Sometimes the words used when talking about umami are a little unfamiliar. Here’s a look at the meaning of the ones you’re most likely to encounter so you can be in the know.
Glutamate – Glutamate is the common name for glutamic acid, an amino acid found in nearly all protein-containing food. It is also naturally produced by the human body.
There’s a widely held skepticism about MSG that started with a letter published in the New England Journal of Medicine (NEJM) in 1968. In an opinion piece, a physician noted radiating pain in his arms, weakness and heart palpitations after eating at Chinese restaurants, and speculated that cooking wine, MSG or excessive salt might be to blame. Readers replied that they too experienced this “Chinese Restaurant Syndrome,” and MSG became suspect in the public eye. Its presence at the top of people’s minds has ebbed and flowed over the past 50 years, but it is in the public consciousness enough that quite a few food labels today often still tout a food’s MSG-free status. But is MSG bad for you?
Let’s take a look at what the science has to say.
No single ingredient in a good som tum acts alone; the rich flavors of som tum come from its layers of umami—dried shrimp, fish sauce and tomatoes mixed with the bitterness of the unripened papaya which also gives crunch and color, along with the sweetness of palm or cane sugar. Is your mouth watering yet?
Here are six simple ingredients that will enhance the flavor of your favorite savory dishes – to get them out of the ‘so-so’ zone. These ingredients will impart lots of umami flavor, so if you aren’t on the umami bandwagon yet, now’s the time. With lots of tailgate parties and sporting event meals just around the corner, give these a try – six ways to boost the deliciousness of your existing recipes or give new ones the wow factor! Indeed, it’s not necessary to toss out tried-and-true recipes, but by adding even a small amount of these umami-rich ingredients, you will see a very positive change in their savory goodness.

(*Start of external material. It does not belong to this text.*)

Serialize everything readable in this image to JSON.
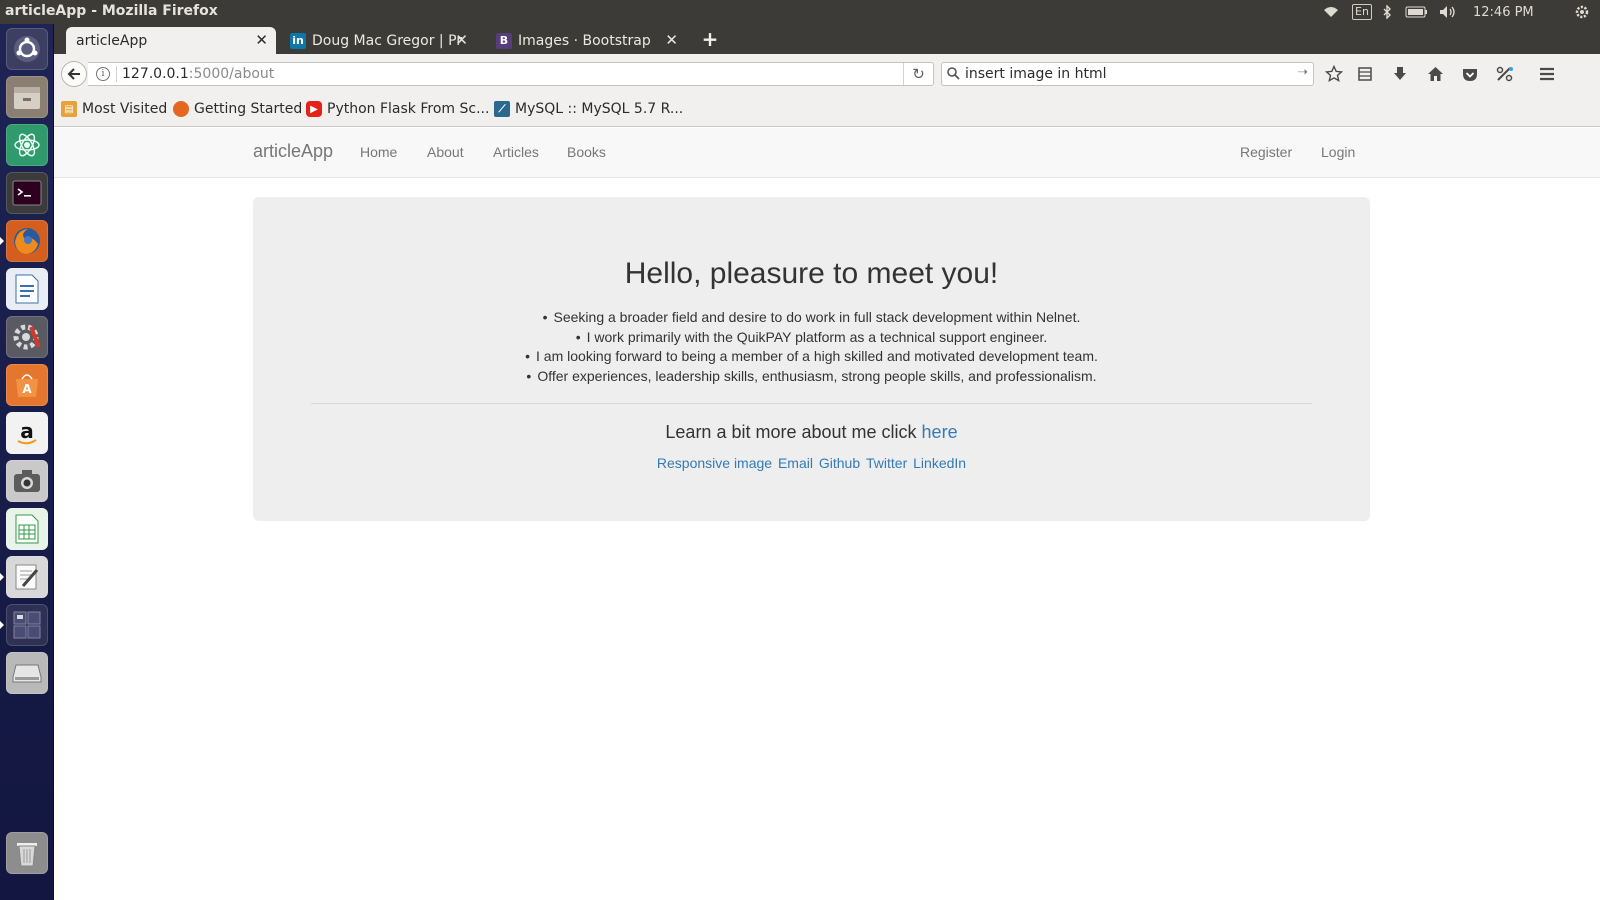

You’re familiar with the saying “You eat with your eyes first,” meaning of course that the good, or bad, visual aspect of food affects its appeal even before it passes our lips and into our mouths. The Chinese have a proverb, “You eat first with your eyes, then your nose, and then with your mouth.” It’s no surprise that our senses of sight and the smell of food impact our perception of flavor. Psychologists are finding that sound, however, also augments or suppresses the taste experience.